Tuesday, September 9, 2014

How do we preserve memory, how do we lose it?

I picture her staring at the black-and-white image of her brain, not quite understanding what they are telling her. 
The doctors, they point out the overall loss of brain tissue, the enlargement of the ventricles, the abnormal clusters between nerve cells, some of which are already dying, shrouded eerily by a net of frayed, twisted strands. They tell her about the shriveling of the cortex, which controls brain functions such as remembering and planning. 
And that is the moment when in a flash, mom can see clearly, in all shades of gray blooming there, on that image, how it happens, how her past and her future are slowly, irreversibly being wiped away—until she is a woman, forgotten.

Ben in Apart From Love

How do we preserve memory, how do we lose it? I am fascinated by these questions. My novel, Apart From Love, is inspired by the affect of Alzheimer's not only on the afflicted but on the entire family.

Ben's mother used to be a gifted pianist and is now stricken by early-onset Alzheimer’s, a rare form of the disease that appears in younger patients than usual. In her profession she depends on her brain, and the fear of losing control is paralyzing. It takes a while for Ben to fully realize that her mind betrays her. Here he imagines her reaction when she is given the diagnosis, after many years of being misdiagnosed.



My charcoal drawing, depicting loss

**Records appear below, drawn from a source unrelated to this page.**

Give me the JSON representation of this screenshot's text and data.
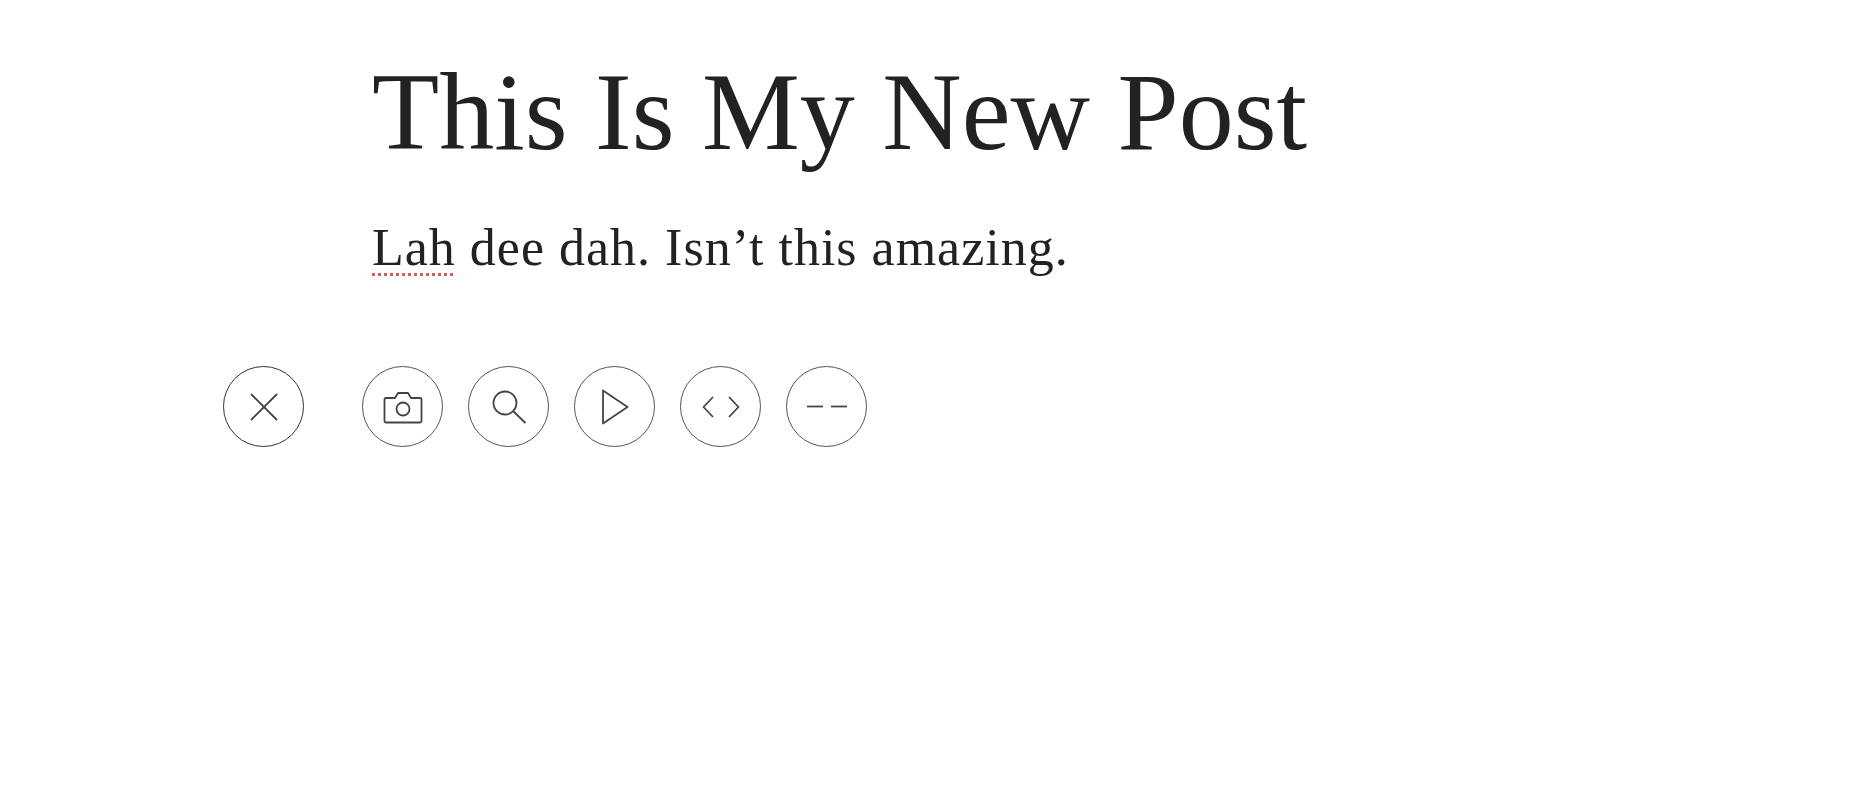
{
  "post": {
    "title": "This Is My New Post",
    "body": [
      {
        "text": "Lah",
        "misspelled": true
      },
      {
        "text": "dee dah. Isn’t this amazing.",
        "misspelled": false
      }
    ]
  },
  "toolbar": {
    "buttons": [
      {
        "kind": "close"
      },
      {
        "kind": "image"
      },
      {
        "kind": "search"
      },
      {
        "kind": "video"
      },
      {
        "kind": "embed"
      },
      {
        "kind": "divider"
      }
    ]
  }
}
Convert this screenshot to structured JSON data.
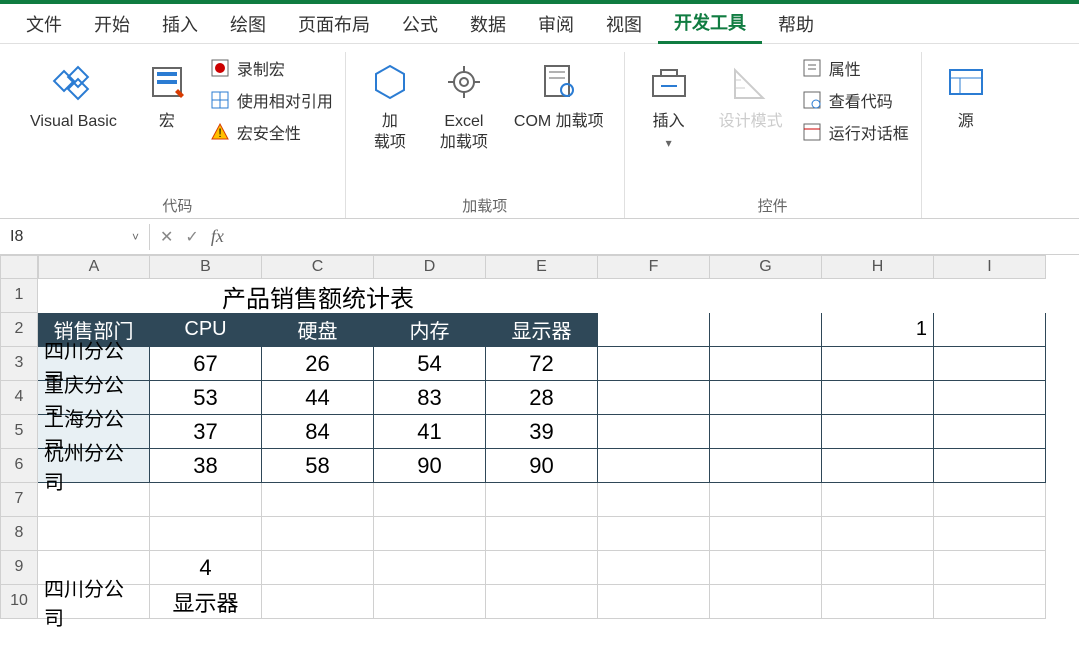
{
  "menu": {
    "file": "文件",
    "home": "开始",
    "insert": "插入",
    "draw": "绘图",
    "layout": "页面布局",
    "formulas": "公式",
    "data": "数据",
    "review": "审阅",
    "view": "视图",
    "developer": "开发工具",
    "help": "帮助"
  },
  "ribbon": {
    "code_group": "代码",
    "visual_basic": "Visual Basic",
    "macros": "宏",
    "record_macro": "录制宏",
    "relative_ref": "使用相对引用",
    "macro_security": "宏安全性",
    "addins_group": "加载项",
    "addins": "加\n载项",
    "excel_addins": "Excel\n加载项",
    "com_addins": "COM 加载项",
    "insert_ctrl": "插入",
    "design_mode": "设计模式",
    "controls_group": "控件",
    "properties": "属性",
    "view_code": "查看代码",
    "run_dialog": "运行对话框",
    "source": "源"
  },
  "namebox": "I8",
  "cols": [
    "A",
    "B",
    "C",
    "D",
    "E",
    "F",
    "G",
    "H",
    "I"
  ],
  "title": "产品销售额统计表",
  "headers": [
    "销售部门",
    "CPU",
    "硬盘",
    "内存",
    "显示器"
  ],
  "data_rows": [
    {
      "dept": "四川分公司",
      "v": [
        "67",
        "26",
        "54",
        "72"
      ]
    },
    {
      "dept": "重庆分公司",
      "v": [
        "53",
        "44",
        "83",
        "28"
      ]
    },
    {
      "dept": "上海分公司",
      "v": [
        "37",
        "84",
        "41",
        "39"
      ]
    },
    {
      "dept": "杭州分公司",
      "v": [
        "38",
        "58",
        "90",
        "90"
      ]
    }
  ],
  "extra": {
    "h2": "1",
    "b9": "4",
    "a10": "四川分公司",
    "b10": "显示器"
  }
}
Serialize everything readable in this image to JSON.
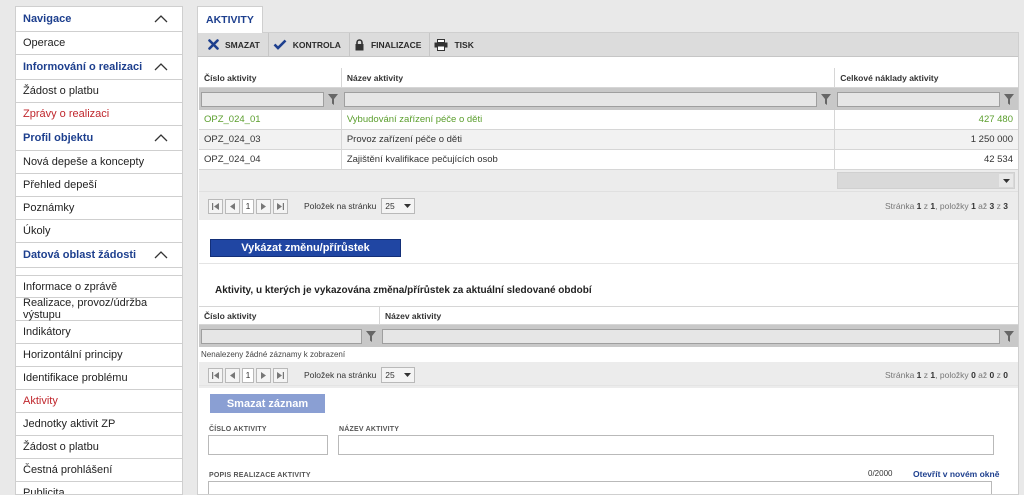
{
  "sidebar": {
    "sections": [
      {
        "title": "Navigace",
        "items": [
          {
            "label": "Operace",
            "active": false
          }
        ]
      },
      {
        "title": "Informování o realizaci",
        "items": [
          {
            "label": "Žádost o platbu",
            "active": false
          },
          {
            "label": "Zprávy o realizaci",
            "active": true
          }
        ]
      },
      {
        "title": "Profil objektu",
        "items": [
          {
            "label": "Nová depeše a koncepty",
            "active": false
          },
          {
            "label": "Přehled depeší",
            "active": false
          },
          {
            "label": "Poznámky",
            "active": false
          },
          {
            "label": "Úkoly",
            "active": false
          }
        ]
      },
      {
        "title": "Datová oblast žádosti",
        "items": [
          {
            "label": "Informace o zprávě",
            "active": false
          },
          {
            "label": "Realizace, provoz/údržba výstupu",
            "active": false
          },
          {
            "label": "Indikátory",
            "active": false
          },
          {
            "label": "Horizontální principy",
            "active": false
          },
          {
            "label": "Identifikace problému",
            "active": false
          },
          {
            "label": "Aktivity",
            "active": true
          },
          {
            "label": "Jednotky aktivit ZP",
            "active": false
          },
          {
            "label": "Žádost o platbu",
            "active": false
          },
          {
            "label": "Čestná prohlášení",
            "active": false
          },
          {
            "label": "Publicita",
            "active": false
          }
        ]
      }
    ]
  },
  "tab": {
    "label": "AKTIVITY"
  },
  "toolbar": {
    "delete_label": "SMAZAT",
    "check_label": "KONTROLA",
    "finalize_label": "FINALIZACE",
    "print_label": "TISK"
  },
  "grid1": {
    "columns": [
      "Číslo aktivity",
      "Název aktivity",
      "Celkové náklady aktivity"
    ],
    "rows": [
      {
        "code": "OPZ_024_01",
        "name": "Vybudování zařízení péče o děti",
        "cost": "427 480"
      },
      {
        "code": "OPZ_024_03",
        "name": "Provoz zařízení péče o děti",
        "cost": "1 250 000"
      },
      {
        "code": "OPZ_024_04",
        "name": "Zajištění kvalifikace pečujících osob",
        "cost": "42 534"
      }
    ],
    "pager": {
      "current_page": "1",
      "per_page_label": "Položek na stránku",
      "per_page_value": "25",
      "info_prefix": "Stránka",
      "page": "1",
      "of_label": "z",
      "pages": "1",
      "items_label": ", položky",
      "from": "1",
      "to_label": "až",
      "to": "3",
      "of2_label": "z",
      "total": "3"
    }
  },
  "report_button": {
    "label": "Vykázat změnu/přírůstek"
  },
  "grid2": {
    "title": "Aktivity, u kterých je vykazována změna/přírůstek za aktuální sledované období",
    "columns": [
      "Číslo aktivity",
      "Název aktivity"
    ],
    "empty_message": "Nenalezeny žádné záznamy k zobrazení",
    "pager": {
      "current_page": "1",
      "per_page_label": "Položek na stránku",
      "per_page_value": "25",
      "info_prefix": "Stránka",
      "page": "1",
      "of_label": "z",
      "pages": "1",
      "items_label": ", položky",
      "from": "0",
      "to_label": "až",
      "to": "0",
      "of2_label": "z",
      "total": "0"
    }
  },
  "delete_record_button": {
    "label": "Smazat záznam"
  },
  "form": {
    "code_label": "ČÍSLO AKTIVITY",
    "name_label": "NÁZEV AKTIVITY",
    "description_label": "POPIS REALIZACE AKTIVITY",
    "counter": "0/2000",
    "open_window_link": "Otevřít v novém okně"
  },
  "colors": {
    "nav_blue": "#1d3f8e",
    "active_red": "#c0272d",
    "green_row": "#5a9e2c",
    "button_blue": "#2046a3"
  }
}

★ Love reading? Get this book 
Apart From Love
★ Audio ★ Ebook ★ Print ★
“A very passionate book! Gripping, riveting, and fascinating!”